Any investment in the country is highly unlikely in at least the near future. And even if peace does somehow prevail, the country's record in the past doesn't evoke much confidence for foreign companies to come and invest.
Lack of infrastructure
Despite having a vast reserve for lithium and other rare earth, Afghanistan lacks the infrastructure required to extract those minerals. The demand for lithium, cobalt and neodymium has been increasing worldwide. But, extracting these minerals require huge investment and infrastructure.
Several US, European and Asian companies have shown their interest in setting up mining infrastructure in Afghanistan to extract these minerals. However, the unstable political scenario in the country has barred them from doing so.
In the current geopolitical scenario, China can strengthen its hold in the EV battery market and global lithium reserve as well. The country has already shown its interest in investing in infrastructures in Afghanistan. It has also shown interest in extending its Belt and Road Initiative in Afghanistan as well.
The US Geological Survey study has revealed that a vast amount of high-value mineral deposits are located along the border with Pakistan. Coincidentally this is the area where conflict rages on. Besides China, Pakistan too might try its hand on the mineral reserves in Afghanistan.
This could propel the growth in the Afghan mineral industry, especially in the lithium and other rare earth required for the EV industry. China already owns the lion's share in the global lithium deposit and mines through various companies in Chile and Australia. It is also known for its aggressive push for electric mobility. The global EV battery market too is dominated by Chinese companies.

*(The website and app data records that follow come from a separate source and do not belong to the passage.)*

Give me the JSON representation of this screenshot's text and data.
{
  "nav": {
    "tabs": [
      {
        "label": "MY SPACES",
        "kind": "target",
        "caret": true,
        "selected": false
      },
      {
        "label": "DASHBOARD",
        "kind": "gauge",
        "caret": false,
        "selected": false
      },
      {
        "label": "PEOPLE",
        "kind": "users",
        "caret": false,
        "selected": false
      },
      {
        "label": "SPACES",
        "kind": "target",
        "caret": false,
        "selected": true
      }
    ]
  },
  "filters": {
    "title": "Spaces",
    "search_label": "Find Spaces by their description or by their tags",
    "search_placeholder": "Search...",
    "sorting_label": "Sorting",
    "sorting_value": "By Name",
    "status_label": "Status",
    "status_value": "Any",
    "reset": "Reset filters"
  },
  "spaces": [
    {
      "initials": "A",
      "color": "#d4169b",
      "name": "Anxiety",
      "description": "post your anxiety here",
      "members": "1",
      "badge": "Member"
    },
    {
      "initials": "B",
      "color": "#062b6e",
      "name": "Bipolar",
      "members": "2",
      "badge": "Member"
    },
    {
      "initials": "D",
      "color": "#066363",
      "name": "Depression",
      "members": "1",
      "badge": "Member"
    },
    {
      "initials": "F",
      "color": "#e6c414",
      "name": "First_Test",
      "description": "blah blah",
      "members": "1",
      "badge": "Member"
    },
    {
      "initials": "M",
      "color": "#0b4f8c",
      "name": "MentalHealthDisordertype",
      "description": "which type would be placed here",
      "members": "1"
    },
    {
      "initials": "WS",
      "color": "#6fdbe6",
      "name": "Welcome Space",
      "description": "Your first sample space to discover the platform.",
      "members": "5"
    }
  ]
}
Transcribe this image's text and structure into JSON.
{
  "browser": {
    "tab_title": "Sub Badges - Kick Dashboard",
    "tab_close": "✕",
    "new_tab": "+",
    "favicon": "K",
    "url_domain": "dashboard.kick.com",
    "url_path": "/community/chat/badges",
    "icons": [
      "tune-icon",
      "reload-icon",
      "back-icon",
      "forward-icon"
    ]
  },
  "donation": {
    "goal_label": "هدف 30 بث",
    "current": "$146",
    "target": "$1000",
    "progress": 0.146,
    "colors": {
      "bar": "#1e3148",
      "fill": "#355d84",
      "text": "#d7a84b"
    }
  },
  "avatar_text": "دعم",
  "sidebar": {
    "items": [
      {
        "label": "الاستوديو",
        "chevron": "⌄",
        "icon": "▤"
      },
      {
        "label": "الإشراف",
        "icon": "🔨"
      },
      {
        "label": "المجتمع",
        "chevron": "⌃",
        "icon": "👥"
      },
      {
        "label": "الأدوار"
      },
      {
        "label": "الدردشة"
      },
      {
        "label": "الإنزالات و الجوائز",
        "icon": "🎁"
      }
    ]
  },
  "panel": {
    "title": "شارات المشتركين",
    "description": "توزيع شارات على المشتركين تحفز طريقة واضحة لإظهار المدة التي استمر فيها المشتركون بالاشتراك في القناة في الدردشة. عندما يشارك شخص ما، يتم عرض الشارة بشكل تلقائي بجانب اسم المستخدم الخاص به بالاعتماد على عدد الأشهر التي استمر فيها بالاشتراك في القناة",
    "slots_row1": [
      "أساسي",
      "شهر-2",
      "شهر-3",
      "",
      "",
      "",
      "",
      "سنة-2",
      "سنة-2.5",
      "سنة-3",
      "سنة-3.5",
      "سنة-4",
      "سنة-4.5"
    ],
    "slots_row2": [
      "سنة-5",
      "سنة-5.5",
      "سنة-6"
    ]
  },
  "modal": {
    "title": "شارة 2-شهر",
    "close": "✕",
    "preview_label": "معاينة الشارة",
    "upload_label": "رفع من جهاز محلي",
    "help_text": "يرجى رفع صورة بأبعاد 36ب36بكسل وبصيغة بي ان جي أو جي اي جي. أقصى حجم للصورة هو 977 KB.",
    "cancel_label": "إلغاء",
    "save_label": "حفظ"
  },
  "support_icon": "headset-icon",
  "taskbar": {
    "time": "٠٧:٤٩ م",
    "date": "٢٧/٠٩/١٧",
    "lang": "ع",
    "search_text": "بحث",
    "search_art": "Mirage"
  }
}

With the vast Afghan lithium deposit in China's hands, the country will be able to further strengthen its position in the global EV ecosystem.